The upcoming model will usher in the era of electrification for series-production McLaren cars next year. It will also be the first all-new series-production model since the 2011 MP4-12C.
McLaren's new (but unnamed) supercar is already in the works and is expected to debut in the first half of 2021. More importantly, it will be McLaren's first all-new series-production model, designed & built from the ground-up, in almost a decade. McLaren has also taken this opportunity to formally announce its entry into the era of electrification (for series production models) since the new model will be a Plug-in Hybrid (PHEV). It will be positioned between the GT and McLaren's Super Series and with it, the current Sports Series (consisting of the 540, 570, 600 & the one-off 620R derivatives) will be withdrawn from production. The GT4-inspired 620 R marks the final product of the Sports Series. Instead, the new model will become the first product in a new High-Performance Hybrid (HPH) Series.

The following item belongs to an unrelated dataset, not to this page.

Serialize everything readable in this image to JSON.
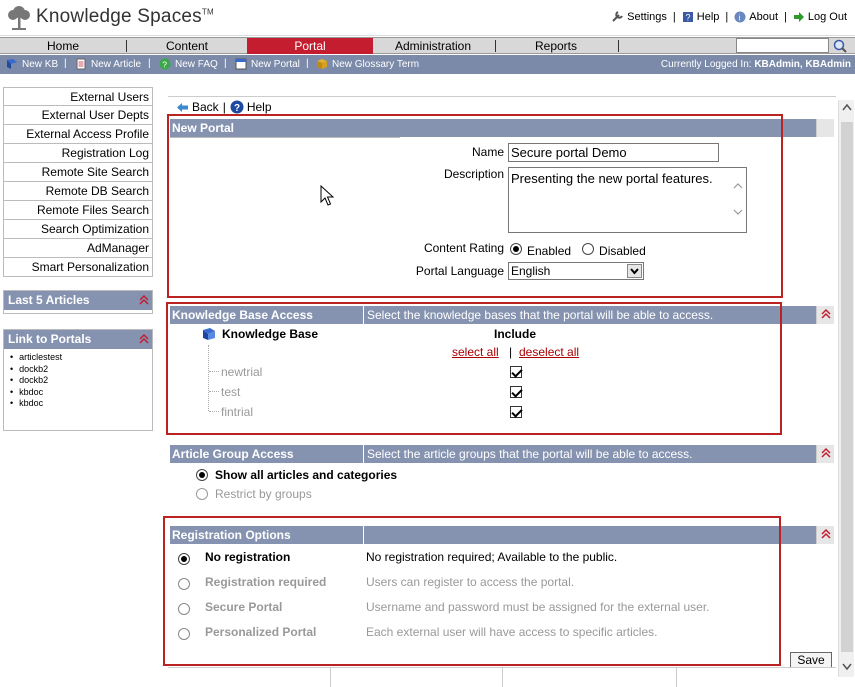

The new car will ditch the existing carbon fibre MonoCell tub for a new McLaren Carbon Lightweight Architecture (MCLA). The MCLA has been designed specifically for future high-performance hybrid powertrains. Speaking of which, the new model will also ditch the Woking-based marque's famed Ricardo-sourced 3.8-litre twin-turbo V8 for yet another Ricardo-sourced unit. This one, however, will be a twin-turbo V6 that'll offer a minuscule electric-only driving range as well, thanks to plug-in hybrid assistance. It will be more powerful than the McLaren 570S, meaning that it'll develop more than 562bhp. Although some reports suggest the twin-turbo hybrid V6 may generate north of 600bhp, which will position it alongside the likes of the Lamborghini Huracan, Audi R8 V10 Performance and the Ferrari Portofino.